● **Data for analysis**:

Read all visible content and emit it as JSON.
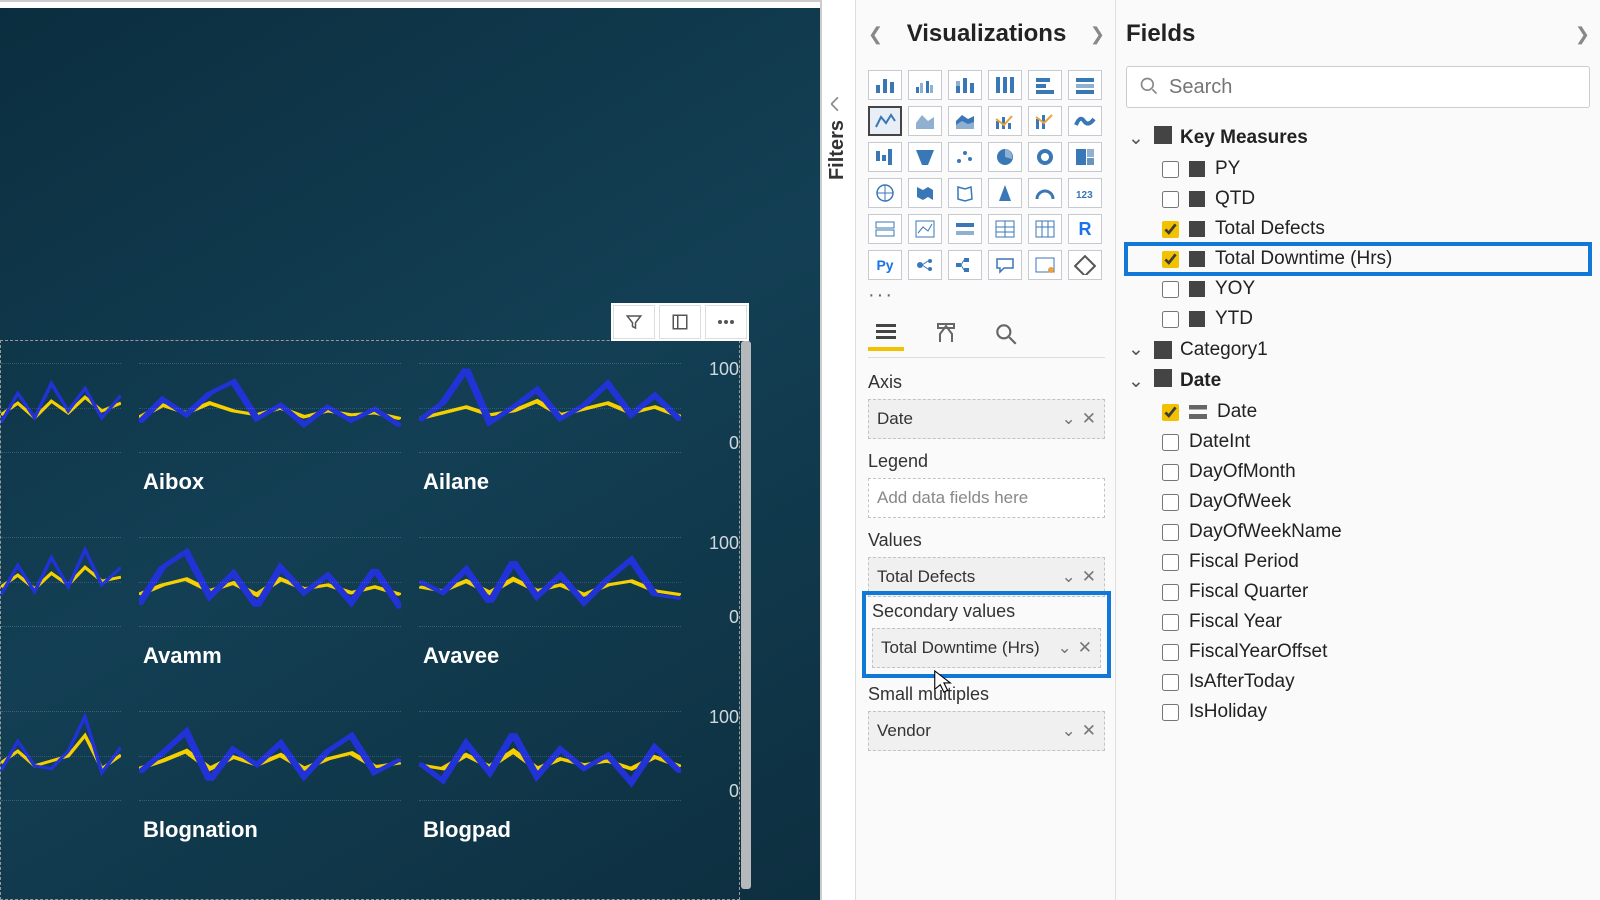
{
  "filters_tab": {
    "label": "Filters"
  },
  "viz": {
    "title": "Visualizations",
    "more": "···",
    "wells": {
      "axis_label": "Axis",
      "axis_value": "Date",
      "legend_label": "Legend",
      "legend_placeholder": "Add data fields here",
      "values_label": "Values",
      "values_value": "Total Defects",
      "secondary_label": "Secondary values",
      "secondary_value": "Total Downtime (Hrs)",
      "small_label": "Small multiples",
      "small_value": "Vendor"
    }
  },
  "fields": {
    "title": "Fields",
    "search_placeholder": "Search",
    "tables": {
      "key_measures": "Key Measures",
      "category1": "Category1",
      "date": "Date"
    },
    "key_measures_items": {
      "py": "PY",
      "qtd": "QTD",
      "total_defects": "Total Defects",
      "total_downtime": "Total Downtime (Hrs)",
      "yoy": "YOY",
      "ytd": "YTD"
    },
    "date_items": {
      "date": "Date",
      "dateint": "DateInt",
      "dayofmonth": "DayOfMonth",
      "dayofweek": "DayOfWeek",
      "dayofweekname": "DayOfWeekName",
      "fiscal_period": "Fiscal Period",
      "fiscal_quarter": "Fiscal Quarter",
      "fiscal_year": "Fiscal Year",
      "fy_offset": "FiscalYearOffset",
      "is_after_today": "IsAfterToday",
      "is_holiday": "IsHoliday"
    }
  },
  "canvas": {
    "tiles": {
      "aibox": "Aibox",
      "ailane": "Ailane",
      "avamm": "Avamm",
      "avavee": "Avavee",
      "blognation": "Blognation",
      "blogpad": "Blogpad"
    },
    "axis100": "100",
    "axis0": "0"
  },
  "chart_data": [
    {
      "type": "line",
      "title": "Aibox",
      "ylim": [
        0,
        100
      ],
      "x": [
        0,
        1,
        2,
        3,
        4,
        5,
        6,
        7,
        8,
        9,
        10,
        11
      ],
      "series": [
        {
          "name": "Total Defects",
          "color": "#2133d6",
          "values": [
            30,
            55,
            40,
            58,
            70,
            35,
            50,
            30,
            48,
            32,
            45,
            28
          ]
        },
        {
          "name": "Total Downtime (Hrs)",
          "color": "#f6cf00",
          "values": [
            28,
            50,
            42,
            55,
            48,
            38,
            45,
            33,
            40,
            36,
            38,
            30
          ]
        }
      ]
    },
    {
      "type": "line",
      "title": "Ailane",
      "ylim": [
        0,
        100
      ],
      "x": [
        0,
        1,
        2,
        3,
        4,
        5,
        6,
        7,
        8,
        9,
        10,
        11
      ],
      "series": [
        {
          "name": "Total Defects",
          "color": "#2133d6",
          "values": [
            32,
            52,
            92,
            30,
            48,
            66,
            35,
            50,
            72,
            40,
            60,
            34
          ]
        },
        {
          "name": "Total Downtime (Hrs)",
          "color": "#f6cf00",
          "values": [
            34,
            42,
            48,
            40,
            44,
            55,
            38,
            46,
            52,
            42,
            48,
            36
          ]
        }
      ]
    },
    {
      "type": "line",
      "title": "Avamm",
      "ylim": [
        0,
        100
      ],
      "x": [
        0,
        1,
        2,
        3,
        4,
        5,
        6,
        7,
        8,
        9,
        10,
        11
      ],
      "series": [
        {
          "name": "Total Defects",
          "color": "#2133d6",
          "values": [
            20,
            65,
            82,
            30,
            58,
            20,
            65,
            35,
            55,
            25,
            60,
            18
          ]
        },
        {
          "name": "Total Downtime (Hrs)",
          "color": "#f6cf00",
          "values": [
            28,
            45,
            50,
            36,
            48,
            30,
            50,
            38,
            44,
            32,
            42,
            28
          ]
        }
      ]
    },
    {
      "type": "line",
      "title": "Avavee",
      "ylim": [
        0,
        100
      ],
      "x": [
        0,
        1,
        2,
        3,
        4,
        5,
        6,
        7,
        8,
        9,
        10,
        11
      ],
      "series": [
        {
          "name": "Total Defects",
          "color": "#2133d6",
          "values": [
            48,
            35,
            62,
            25,
            68,
            32,
            55,
            26,
            50,
            70,
            34,
            30
          ]
        },
        {
          "name": "Total Downtime (Hrs)",
          "color": "#f6cf00",
          "values": [
            42,
            38,
            48,
            34,
            50,
            36,
            45,
            32,
            44,
            48,
            38,
            32
          ]
        }
      ]
    },
    {
      "type": "line",
      "title": "Blognation",
      "ylim": [
        0,
        100
      ],
      "x": [
        0,
        1,
        2,
        3,
        4,
        5,
        6,
        7,
        8,
        9,
        10,
        11
      ],
      "series": [
        {
          "name": "Total Defects",
          "color": "#2133d6",
          "values": [
            28,
            50,
            72,
            22,
            55,
            38,
            60,
            25,
            52,
            68,
            30,
            45
          ]
        },
        {
          "name": "Total Downtime (Hrs)",
          "color": "#f6cf00",
          "values": [
            30,
            42,
            52,
            30,
            46,
            36,
            48,
            32,
            44,
            50,
            34,
            38
          ]
        }
      ]
    },
    {
      "type": "line",
      "title": "Blogpad",
      "ylim": [
        0,
        100
      ],
      "x": [
        0,
        1,
        2,
        3,
        4,
        5,
        6,
        7,
        8,
        9,
        10,
        11
      ],
      "series": [
        {
          "name": "Total Defects",
          "color": "#2133d6",
          "values": [
            40,
            22,
            60,
            30,
            70,
            26,
            55,
            34,
            48,
            20,
            58,
            30
          ]
        },
        {
          "name": "Total Downtime (Hrs)",
          "color": "#f6cf00",
          "values": [
            36,
            30,
            48,
            34,
            52,
            32,
            44,
            36,
            42,
            30,
            46,
            34
          ]
        }
      ]
    }
  ]
}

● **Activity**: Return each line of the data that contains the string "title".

● **Output of the exercise**:
    "title": "Visualizations",
    "title": "Fields",
      "title": "Aibox",
      "title": "Ailane",
      "title": "Avamm",
      "title": "Avavee",
      "title": "Blognation",
      "title": "Blogpad",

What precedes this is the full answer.